Dirty crypto are digital assets stolen from exchanges or spotted in illegal activities. Almost any type of cryptocoin can be dirty.
That's why buyers prefer clean crypto - newly minted and still unused coins. Experts predict that in a year or two, most regulated crypto platforms will only allow withdrawals to whitelisted addresses.
How dirty coins can get into a wallet?
Regulated marketplaces and exchanges closely monitor the circulation of dirty coins. They flag assets spotted for illegal activity.
To cover their tracks and whitewash the coins, criminals run durty crypto money through several rounds. Cryptomixers, transaction splitting, unregulated platforms, gambling platforms, prepaid cards, and cryptocurrency ATMs are all in play. Often compromised assets are sold at a deep discount.
As a result, dirty cryptocurrency can end up in the wallet of the most law-abiding user. It is impossible to buy "dirty" assets on regulated exchanges and exchanges that comply with KYC/AML policy - such coins simply do not get into their wallets, the platforms block them. But the user can easily buy dirty coins from an unregulated exchanger, a dubious exchange, or receive them as payment.
How marketplaces track dirty coins?
Regulated exchanges and exchanges closely monitor the use of compromised coins. These are regulatory requirements: since June 2021, the EU's Sixth Anti-Money Laundering Directive (AMLD6) came into force, which requires exchanges to track users' crypto-transactions, maintain their registries, share data with each other and report suspicious transactions to authorities. National laws are often just as strict, and FATF members are also guided by the cryptocurrency regulatory organization's recommendations.
Major platforms have a special department that tracks suspicious transactions. Dirty coins are identified through bots, automated alert systems (alerts) and manual checks.
The use of mixers - programs and services to anonymize transactions - is also perceived by regulated exchanges as an attempt to launder funds and is a reason to block an account. The exchanges do not care what exactly the user used the mixer for. According to Chainalysis statistics, 90% of mixer users use mixers only for privacy, not for illegal activity. Mixers are not prohibited by international AML regulations, but exchanges are reinsured. They won't necessarily block an account that is seen using coins that have gone through a mixer, but such a wallet will definitely come under scrutiny.
What to do if your wallet is blocked?
If a site has blocked a wallet for compromised coins, you need to cooperate with support as much as possible. First of all, you need to go through a full verification (if it has not been done before): provide photos or scans of documents confirming identity and the source of funds in the account.
You can prove your innocence in several ways. For example, provide screenshots showing the transfer or purchase of dirty coins. It will be easier for the exchange to verify if the dirty coins were purchased from a bank card or through an e-wallet. Purchases made with cash are impossible to trace.

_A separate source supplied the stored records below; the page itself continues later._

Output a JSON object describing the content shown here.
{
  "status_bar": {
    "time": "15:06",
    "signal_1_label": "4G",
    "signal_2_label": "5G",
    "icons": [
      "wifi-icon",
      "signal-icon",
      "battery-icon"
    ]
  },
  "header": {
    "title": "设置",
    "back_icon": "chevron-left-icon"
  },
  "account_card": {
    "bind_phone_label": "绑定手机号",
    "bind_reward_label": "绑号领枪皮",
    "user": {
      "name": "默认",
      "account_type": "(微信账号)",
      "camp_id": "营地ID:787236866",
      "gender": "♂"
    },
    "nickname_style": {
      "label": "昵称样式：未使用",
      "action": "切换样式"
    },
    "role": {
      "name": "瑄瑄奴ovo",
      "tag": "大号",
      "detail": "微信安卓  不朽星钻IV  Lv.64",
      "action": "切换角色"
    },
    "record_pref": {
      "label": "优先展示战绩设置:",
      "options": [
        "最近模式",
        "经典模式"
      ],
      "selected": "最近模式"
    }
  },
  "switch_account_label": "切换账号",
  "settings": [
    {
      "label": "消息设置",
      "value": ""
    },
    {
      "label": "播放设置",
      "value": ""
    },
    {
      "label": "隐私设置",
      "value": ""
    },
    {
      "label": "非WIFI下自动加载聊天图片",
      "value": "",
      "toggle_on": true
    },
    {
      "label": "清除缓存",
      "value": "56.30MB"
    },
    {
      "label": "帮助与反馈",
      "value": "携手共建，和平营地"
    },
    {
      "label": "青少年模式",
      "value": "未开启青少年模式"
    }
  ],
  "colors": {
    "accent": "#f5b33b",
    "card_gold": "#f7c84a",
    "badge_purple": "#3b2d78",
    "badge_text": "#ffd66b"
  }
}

Fighting is ineffective - threats will not convince the security service of innocence. But a screenshot of the transaction can.
All cases are considered individually by the site's AML officer. If the innocence of the user is proven, the compromised assets will be returned to the original wallet or other address of the user.
How to avoid owning dirty coins?
Check the origin of coins via special services and applications. For example, BitOK will show you in just a couple of clicks how suspicious your assets are from crypto AML regulators point of view. It works easily:
go through a simple registration process;
select the AML risk score tool in the Solutions tab;
add your wallet.
The service will estimate the risk level of each transaction and the level of confidence in the wallet as a whole.
Buy digital assets only on regulated exchanges. In this case, you can be sure that the coins were not obtained through a dark market transaction.
Use two wallets: one for clean coins from regulated platforms and mining, the other for unverified coins from unreliable sources. All coins from exchangers, listed in popular site bestchange.com, little-known exchanges or private individuals must be transferred to the second wallet first. Then, if it receives compromised assets, the coins in the first wallet will remain untampered.
Verify the sender's transactions and buy the assets in installments. You can ask to make a test transfer to a special wallet and check the coins in it.
Record all your actions with cryptocurrency: transactions, recipients, time and date, site. Then, in case of accidental purchase of dirty coins, you will be able to prove your own innocence. You do not have to do it manually - for example, the BitOK service does it automatically. And you can also use it to leave notes about your wallets and transactions and tag them to avoid confusion about assets.
What to use to clean dirty coins?
It is not easy to get rid of dirty coins. You can't get them into a centralized exchange - it will simply reject the transaction. And if you sell them through P2P and the recipient finds out that the cryptocurrency is marked up - it can refuse the transaction or ask for a large discount.
You can use mixers, move them to a decentralized p2p platform or unregulated exchange that doesn't do KYC/AML checks, sell them for cash, scatter them across multiple wallets and sell them on the black market. This would help get rid of the compromised assets. But from the point of view of AML-laws of some jurisdictions such actions are equal to money laundering.